A Mills man was charged with aggravated child abuse for allegedly breaking six bones, bruising, and causing a traumatic brain injury to a baby born earlier this year, according to court records.

Tyrell Dean Wimer heard the single count during his initial appearance before Natrona County Circuit Court Judge Michael Patchen on Friday.

Patchen set his bond at $50,000 cash or surety. Wimer will have a preliminary hearing within two weeks to determine whether his case will be bound over for trial.

Aggravated child abuse is punishable by up to 25 years imprisonment.

According to the request for a criminal warrant, the case started on Oct. 8 when a Mills detective responded to the Wyoming Medical Center for a report of child abuse.
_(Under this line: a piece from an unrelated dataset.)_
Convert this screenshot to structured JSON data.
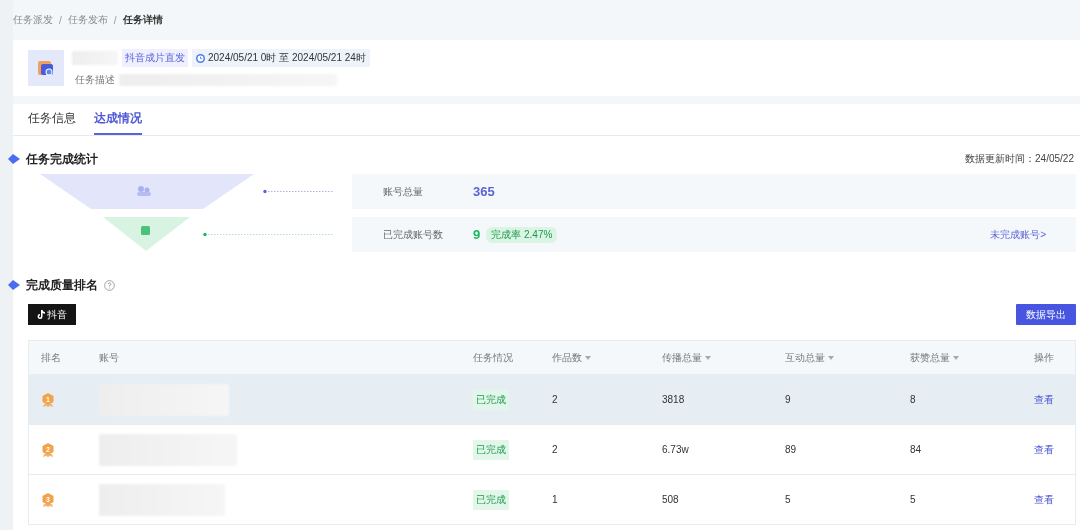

The detective learned from the nurses that the baby had a broken right arm; bruising and swelling just above his elbow; a fractured skull; and bruising on his buttocks, pelvic area, forehead and right cheek.

The detective spoke to a married couple in the emergency room. The woman said she and her husband had a disagreement the previous weekend, took her children, and moved in with Wimer whom she had known for about 15 months.

The wife said she went to work the day before and Wimer cared for the baby. Wimer sent her a message saying the baby was chasing the dog and hurt his arm. She came home, checked the baby about 4 a.m., saw the bruising, and woke up Wimer who cried saying he felt badly that he was not there when the baby was injured.

The baby was taken by helicopter to Denver Children's Hospital.

On Oct. 16, the detective met with that hospital's child protection team and discussed the injuries including the skull fracture, according to the request for the warrant. "The skull fracture was a result of blunt force trauma and the brain also had sustained lacerations and bruising. The brain also showed signs of being starved for oxygen; the team indicated these brain injuries could produce long term disabilities."

On Nov. 1, the detective interviewed Wimer and recounted the baby's injuries.

Wimer told the detective that he didn't know if he had hit the baby, that the head injury could have been the result of the baby bumping his head on a door, that he may have stepped on the baby, that he wasn't angry with the child, and the evening was routine when the injuries occurred.

On Nov. 14, the detective spoke to a doctor at Denver Children's Hospital who said the skull fracture could only have happened with an intentional impact.

The detective wrote no one else had access to the baby when he sustained the injuries, and that Wimer said he "'may have mishandled'" the baby.

The detective then asked the court to issue a warrant for Wimer's arrest.

Enter your number to get our free mobile app

More From K2 Radio